Top of Input

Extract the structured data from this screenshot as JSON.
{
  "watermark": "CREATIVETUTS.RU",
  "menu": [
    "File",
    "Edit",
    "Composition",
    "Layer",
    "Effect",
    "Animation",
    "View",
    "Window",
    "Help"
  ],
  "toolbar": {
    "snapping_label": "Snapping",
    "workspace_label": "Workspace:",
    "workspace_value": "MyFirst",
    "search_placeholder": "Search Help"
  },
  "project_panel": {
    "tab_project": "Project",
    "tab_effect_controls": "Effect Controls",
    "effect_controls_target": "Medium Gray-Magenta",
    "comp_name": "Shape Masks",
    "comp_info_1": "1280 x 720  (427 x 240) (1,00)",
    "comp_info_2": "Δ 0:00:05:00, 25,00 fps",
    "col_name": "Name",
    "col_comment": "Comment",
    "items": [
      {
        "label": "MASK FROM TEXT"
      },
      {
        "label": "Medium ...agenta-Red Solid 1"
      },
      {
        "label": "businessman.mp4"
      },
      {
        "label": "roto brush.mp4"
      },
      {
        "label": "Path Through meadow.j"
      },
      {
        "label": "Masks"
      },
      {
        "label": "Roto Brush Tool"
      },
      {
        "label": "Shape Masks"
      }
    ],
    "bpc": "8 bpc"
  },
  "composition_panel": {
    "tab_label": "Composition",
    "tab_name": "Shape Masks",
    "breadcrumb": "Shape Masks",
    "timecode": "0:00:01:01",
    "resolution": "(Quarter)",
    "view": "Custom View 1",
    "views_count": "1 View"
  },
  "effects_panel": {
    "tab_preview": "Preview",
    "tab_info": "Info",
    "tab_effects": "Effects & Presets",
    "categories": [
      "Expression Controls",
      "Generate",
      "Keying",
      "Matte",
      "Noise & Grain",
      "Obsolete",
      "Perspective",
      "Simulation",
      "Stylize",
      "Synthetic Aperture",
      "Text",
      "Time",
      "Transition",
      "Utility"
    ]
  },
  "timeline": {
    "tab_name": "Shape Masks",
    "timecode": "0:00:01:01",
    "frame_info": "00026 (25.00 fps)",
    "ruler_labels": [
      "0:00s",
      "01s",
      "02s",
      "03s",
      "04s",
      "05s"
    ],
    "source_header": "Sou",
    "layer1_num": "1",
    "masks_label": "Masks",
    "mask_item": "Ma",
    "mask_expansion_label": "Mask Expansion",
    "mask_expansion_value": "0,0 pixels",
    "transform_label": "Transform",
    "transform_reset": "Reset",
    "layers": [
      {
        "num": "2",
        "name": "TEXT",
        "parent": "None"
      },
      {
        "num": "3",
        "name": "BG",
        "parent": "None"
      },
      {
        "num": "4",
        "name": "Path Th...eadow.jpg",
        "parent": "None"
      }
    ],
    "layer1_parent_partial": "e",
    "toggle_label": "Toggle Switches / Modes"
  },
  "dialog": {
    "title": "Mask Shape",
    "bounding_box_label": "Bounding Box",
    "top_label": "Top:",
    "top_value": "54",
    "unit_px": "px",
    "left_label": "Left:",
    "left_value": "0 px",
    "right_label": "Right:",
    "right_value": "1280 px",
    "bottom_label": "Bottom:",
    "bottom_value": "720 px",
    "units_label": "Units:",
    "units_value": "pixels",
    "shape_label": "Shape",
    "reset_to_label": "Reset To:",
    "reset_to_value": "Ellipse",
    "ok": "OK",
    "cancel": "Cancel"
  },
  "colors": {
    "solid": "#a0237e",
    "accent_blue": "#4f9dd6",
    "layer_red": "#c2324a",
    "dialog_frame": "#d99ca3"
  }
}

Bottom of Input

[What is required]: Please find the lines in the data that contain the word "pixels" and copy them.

[Response box]:
    "mask_expansion_value": "0,0 pixels",
    "units_value": "pixels",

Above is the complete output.